Decades of Horror 1990s Episode 14 — Alien 3Alien 3 – or as it’s often stylized Alien3 – is often considered the black sheep of the Xenomorph ladened franchise. Not as beloved as Alien or Aliens, yet not quite as controversial as Alien vs Predator or Prometheus. While often dismissed by many – including its own director David Fincher – Alien 3 offers a unique perspective that sets itself apart from others in the franchise. Abandoning crowd pleasing nature of Aliens and doubling down on the thriller angles of Alien, Alien 3 seeks no light at the end of the tunnel. The prison planet of Fiorina 161 is a desolate pit covered in lice and bald angry prisoners. The only hope for Ripley, Dillon or any of the few remaining people on the planet is merely killing the Xenomorph as it’s killing them. It’s bleak, unrelenting and oppressive… meaning it really wouldn’t be for everyone. To examine this, Thomas Mariani not only welcomes back Adam Thomas from last week, but also recruits his Horror News Radio co-host Santos “The Black Saint” Ellin Jr. The Black Saint has been a heavy defender of Alien 3 since it was originally released, hailing it as his favorite film of the franchise. He praises the nihilism, the bleak outlook of the characters and Fincher’s grimy atmosphere. Adam praises much of the same, though still considers Alien his favorite. Thomas has a few more issues, but respects the consistent dark tone and risky choices. Together, these three discuss the differences between the Alien 3 theatrical and Assembly Cut, the troubled production David Fincher went through and the controversy over killing off Newt, Hicks and Bishop. It’s a spirited discussion that shows Alien 3 has far more depth than people give it credit for.

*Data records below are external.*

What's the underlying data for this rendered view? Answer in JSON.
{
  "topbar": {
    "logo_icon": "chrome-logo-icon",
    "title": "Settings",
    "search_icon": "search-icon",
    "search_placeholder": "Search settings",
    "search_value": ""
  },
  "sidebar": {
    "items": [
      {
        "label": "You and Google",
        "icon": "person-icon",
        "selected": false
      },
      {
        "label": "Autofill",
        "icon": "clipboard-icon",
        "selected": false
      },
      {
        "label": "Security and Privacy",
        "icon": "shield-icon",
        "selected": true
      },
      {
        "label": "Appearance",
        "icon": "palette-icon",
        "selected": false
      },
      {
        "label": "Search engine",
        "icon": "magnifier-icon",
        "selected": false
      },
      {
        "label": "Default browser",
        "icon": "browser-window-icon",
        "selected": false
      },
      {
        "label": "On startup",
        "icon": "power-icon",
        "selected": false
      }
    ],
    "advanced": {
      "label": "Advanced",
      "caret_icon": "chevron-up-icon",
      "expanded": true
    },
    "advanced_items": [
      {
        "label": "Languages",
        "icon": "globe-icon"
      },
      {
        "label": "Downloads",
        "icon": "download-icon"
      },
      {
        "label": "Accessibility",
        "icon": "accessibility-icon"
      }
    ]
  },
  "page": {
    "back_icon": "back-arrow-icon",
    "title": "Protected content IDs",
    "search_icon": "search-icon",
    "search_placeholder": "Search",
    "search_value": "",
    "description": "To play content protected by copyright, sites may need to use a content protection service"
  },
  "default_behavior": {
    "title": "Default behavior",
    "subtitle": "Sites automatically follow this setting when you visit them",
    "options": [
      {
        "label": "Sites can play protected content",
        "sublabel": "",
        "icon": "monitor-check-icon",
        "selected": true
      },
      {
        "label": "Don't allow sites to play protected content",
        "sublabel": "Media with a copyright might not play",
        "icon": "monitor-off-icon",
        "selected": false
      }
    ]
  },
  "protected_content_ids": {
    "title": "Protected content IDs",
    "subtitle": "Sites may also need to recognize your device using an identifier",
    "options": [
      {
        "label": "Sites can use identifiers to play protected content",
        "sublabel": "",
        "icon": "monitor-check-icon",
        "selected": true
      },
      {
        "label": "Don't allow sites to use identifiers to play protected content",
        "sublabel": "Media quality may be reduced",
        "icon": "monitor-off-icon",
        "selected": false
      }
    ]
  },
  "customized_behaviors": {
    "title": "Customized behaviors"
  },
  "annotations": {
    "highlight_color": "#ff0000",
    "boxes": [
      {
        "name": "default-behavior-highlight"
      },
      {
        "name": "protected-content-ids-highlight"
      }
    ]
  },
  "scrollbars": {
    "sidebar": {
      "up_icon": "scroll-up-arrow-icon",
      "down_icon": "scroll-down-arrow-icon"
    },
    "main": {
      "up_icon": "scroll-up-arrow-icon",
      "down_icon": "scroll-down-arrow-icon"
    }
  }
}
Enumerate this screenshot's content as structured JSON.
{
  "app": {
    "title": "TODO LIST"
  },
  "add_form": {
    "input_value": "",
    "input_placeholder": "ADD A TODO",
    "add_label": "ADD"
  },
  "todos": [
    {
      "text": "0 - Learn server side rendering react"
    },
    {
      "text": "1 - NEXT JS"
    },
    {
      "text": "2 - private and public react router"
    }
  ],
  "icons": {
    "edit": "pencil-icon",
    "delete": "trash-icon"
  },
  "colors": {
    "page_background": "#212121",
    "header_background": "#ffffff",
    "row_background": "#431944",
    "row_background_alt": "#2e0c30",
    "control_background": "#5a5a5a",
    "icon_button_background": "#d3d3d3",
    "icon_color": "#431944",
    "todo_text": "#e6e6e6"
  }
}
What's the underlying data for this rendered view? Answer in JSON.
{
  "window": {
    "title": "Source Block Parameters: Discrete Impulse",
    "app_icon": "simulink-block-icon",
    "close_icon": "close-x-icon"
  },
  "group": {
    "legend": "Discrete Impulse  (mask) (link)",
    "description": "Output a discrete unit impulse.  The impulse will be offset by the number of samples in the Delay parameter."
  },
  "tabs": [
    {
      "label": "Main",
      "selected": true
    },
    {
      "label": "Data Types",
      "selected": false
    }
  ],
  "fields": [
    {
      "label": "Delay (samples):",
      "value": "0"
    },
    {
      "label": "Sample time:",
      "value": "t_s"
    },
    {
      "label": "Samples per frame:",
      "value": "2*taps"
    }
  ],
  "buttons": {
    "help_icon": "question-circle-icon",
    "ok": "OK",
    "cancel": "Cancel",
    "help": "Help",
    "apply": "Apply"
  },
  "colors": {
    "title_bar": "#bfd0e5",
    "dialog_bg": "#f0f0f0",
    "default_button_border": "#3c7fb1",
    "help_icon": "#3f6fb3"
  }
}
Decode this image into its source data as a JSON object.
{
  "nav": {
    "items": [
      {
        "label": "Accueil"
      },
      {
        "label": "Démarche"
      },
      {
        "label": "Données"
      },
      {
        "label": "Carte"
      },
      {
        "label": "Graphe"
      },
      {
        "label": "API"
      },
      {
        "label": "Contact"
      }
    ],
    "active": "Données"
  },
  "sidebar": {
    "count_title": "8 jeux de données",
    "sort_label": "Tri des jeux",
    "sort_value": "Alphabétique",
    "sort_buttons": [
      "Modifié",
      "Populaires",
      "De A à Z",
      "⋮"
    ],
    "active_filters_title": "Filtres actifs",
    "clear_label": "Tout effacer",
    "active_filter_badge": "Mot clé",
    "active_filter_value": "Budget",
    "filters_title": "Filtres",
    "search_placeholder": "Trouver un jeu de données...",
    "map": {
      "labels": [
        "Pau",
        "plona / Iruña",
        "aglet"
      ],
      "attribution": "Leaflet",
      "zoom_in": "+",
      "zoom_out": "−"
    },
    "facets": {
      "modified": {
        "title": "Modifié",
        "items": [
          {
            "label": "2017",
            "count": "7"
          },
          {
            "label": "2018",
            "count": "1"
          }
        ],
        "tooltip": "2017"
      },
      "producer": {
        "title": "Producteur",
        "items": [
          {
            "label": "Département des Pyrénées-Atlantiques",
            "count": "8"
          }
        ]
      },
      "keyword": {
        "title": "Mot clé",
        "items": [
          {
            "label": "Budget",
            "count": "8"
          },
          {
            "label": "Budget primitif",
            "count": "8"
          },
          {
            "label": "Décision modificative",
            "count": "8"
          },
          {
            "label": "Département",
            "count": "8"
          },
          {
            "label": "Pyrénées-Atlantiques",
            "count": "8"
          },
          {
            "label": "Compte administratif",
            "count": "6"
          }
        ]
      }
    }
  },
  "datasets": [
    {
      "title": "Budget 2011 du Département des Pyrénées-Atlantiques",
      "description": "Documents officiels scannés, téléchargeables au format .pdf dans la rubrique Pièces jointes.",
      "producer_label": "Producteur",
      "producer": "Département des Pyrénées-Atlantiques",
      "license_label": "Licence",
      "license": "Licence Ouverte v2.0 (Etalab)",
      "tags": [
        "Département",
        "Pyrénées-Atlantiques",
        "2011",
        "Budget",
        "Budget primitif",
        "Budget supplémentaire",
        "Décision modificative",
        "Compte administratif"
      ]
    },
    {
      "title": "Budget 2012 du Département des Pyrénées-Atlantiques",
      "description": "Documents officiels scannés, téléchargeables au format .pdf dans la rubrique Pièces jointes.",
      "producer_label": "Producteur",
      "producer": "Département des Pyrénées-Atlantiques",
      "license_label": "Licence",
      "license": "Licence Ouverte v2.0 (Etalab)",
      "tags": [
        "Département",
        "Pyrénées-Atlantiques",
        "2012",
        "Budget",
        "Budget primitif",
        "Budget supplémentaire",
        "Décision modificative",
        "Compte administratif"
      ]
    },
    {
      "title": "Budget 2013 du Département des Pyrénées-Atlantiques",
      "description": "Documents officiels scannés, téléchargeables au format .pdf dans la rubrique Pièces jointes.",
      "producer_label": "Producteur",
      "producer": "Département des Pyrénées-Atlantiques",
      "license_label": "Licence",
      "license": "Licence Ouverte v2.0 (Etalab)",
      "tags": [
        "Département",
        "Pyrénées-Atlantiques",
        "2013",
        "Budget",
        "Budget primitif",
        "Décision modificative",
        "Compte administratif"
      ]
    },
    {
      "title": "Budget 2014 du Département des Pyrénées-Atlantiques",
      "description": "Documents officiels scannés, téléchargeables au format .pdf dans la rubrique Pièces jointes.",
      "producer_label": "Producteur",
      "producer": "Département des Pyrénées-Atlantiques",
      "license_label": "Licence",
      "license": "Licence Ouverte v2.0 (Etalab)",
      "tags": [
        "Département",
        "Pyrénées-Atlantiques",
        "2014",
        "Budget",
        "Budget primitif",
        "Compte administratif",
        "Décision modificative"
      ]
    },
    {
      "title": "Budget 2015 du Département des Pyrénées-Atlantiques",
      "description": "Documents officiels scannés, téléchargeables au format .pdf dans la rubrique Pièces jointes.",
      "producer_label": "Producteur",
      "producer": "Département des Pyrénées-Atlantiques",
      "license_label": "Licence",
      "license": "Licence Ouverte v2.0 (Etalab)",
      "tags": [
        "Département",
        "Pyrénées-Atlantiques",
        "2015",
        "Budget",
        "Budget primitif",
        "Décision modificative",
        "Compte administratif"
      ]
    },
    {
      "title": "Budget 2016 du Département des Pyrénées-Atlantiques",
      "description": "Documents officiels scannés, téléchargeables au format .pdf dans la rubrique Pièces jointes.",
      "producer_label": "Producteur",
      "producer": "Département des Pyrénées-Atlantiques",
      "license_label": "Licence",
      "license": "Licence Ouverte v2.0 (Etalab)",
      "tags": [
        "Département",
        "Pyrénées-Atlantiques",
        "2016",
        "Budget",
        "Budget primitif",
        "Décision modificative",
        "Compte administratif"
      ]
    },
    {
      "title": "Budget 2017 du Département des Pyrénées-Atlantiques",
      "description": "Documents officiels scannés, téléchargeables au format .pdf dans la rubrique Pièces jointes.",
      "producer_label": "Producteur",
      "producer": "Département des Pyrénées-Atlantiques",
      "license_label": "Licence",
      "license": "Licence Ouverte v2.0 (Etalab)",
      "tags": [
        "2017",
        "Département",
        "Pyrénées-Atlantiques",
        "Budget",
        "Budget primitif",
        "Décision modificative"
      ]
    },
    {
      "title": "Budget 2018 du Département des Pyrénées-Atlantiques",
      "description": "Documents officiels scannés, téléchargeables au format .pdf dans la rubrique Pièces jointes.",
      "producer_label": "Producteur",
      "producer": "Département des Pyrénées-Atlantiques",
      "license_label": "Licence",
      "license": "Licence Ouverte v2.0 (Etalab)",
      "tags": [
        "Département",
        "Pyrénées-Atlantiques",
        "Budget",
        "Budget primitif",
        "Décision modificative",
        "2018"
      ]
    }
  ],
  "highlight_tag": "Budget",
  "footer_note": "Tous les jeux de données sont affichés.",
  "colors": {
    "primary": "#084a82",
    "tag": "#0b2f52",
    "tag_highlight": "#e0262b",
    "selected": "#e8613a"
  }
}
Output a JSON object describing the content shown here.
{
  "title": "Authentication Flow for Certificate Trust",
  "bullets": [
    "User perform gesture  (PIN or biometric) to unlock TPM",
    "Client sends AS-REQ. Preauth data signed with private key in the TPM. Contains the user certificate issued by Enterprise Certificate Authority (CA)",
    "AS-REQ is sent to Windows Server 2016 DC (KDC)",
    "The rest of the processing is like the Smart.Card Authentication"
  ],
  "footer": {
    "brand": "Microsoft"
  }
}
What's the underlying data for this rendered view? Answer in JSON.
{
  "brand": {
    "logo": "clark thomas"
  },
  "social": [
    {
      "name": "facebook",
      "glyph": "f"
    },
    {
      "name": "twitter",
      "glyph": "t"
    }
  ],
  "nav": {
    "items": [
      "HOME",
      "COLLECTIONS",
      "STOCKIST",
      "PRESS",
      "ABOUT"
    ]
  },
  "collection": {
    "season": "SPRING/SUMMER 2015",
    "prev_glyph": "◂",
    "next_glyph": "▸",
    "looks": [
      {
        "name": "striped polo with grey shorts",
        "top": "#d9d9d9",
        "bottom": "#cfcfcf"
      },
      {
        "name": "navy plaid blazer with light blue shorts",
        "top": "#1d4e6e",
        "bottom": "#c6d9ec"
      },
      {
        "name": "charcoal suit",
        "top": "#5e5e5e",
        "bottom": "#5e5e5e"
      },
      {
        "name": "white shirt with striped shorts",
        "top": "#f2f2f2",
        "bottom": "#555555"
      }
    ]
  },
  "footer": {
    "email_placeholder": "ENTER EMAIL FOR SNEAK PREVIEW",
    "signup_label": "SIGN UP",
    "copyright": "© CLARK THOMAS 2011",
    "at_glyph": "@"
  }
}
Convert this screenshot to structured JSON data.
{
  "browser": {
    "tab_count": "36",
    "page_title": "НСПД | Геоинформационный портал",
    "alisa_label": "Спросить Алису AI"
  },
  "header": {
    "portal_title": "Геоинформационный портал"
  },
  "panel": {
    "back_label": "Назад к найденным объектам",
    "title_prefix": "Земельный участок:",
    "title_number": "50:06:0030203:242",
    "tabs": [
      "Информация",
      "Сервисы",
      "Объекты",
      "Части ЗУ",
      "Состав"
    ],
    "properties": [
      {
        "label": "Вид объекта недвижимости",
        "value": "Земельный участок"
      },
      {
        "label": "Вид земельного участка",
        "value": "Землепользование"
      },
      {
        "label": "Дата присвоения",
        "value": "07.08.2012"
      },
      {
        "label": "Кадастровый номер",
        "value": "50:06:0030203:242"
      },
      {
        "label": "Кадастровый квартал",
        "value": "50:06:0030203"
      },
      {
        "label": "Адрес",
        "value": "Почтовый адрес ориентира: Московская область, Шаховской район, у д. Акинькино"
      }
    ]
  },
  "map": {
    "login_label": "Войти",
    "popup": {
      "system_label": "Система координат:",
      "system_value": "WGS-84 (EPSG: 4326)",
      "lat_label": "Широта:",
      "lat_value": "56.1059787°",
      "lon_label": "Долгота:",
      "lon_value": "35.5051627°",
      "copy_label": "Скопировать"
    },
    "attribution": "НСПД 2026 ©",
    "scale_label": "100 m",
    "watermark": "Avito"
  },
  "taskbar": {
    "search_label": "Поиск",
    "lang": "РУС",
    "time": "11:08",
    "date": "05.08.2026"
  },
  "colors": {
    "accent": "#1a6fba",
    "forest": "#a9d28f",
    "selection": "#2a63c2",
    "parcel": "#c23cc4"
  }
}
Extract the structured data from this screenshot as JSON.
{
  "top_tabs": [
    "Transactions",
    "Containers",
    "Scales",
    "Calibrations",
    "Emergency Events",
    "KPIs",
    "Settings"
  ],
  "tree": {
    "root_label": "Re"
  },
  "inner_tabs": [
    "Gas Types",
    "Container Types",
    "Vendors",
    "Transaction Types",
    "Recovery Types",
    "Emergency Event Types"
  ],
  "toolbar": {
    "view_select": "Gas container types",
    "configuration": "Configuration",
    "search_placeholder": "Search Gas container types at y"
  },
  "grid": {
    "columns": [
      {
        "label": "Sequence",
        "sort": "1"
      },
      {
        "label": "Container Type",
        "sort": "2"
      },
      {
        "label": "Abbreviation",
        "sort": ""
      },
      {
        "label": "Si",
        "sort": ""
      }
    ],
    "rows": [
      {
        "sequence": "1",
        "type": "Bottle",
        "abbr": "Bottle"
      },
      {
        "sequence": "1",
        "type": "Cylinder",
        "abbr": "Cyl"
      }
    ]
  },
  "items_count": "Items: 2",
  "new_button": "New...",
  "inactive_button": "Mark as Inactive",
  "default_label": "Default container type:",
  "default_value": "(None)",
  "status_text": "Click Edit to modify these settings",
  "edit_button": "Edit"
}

“In an insane world, a sane man must appear insane.” Gorlic (Paul McGann) babbles true words to Ripley (Sigourney Weaver) and Clemens (Charles Dance) just before”The Dragon” attacks. Alien 3 was to many a rather insane proposition. After the incredibly beloved Aliens, Alien 3 decides to throw out many of the beloved characters introduced there and leave its audience wallowing in a nihilistic pit. Where the main journey of Ripley is centered around a desire to die. Perhaps that’s why it wasn’t too popular 25 years ago. However, does that impeded it from finding a modern audience now?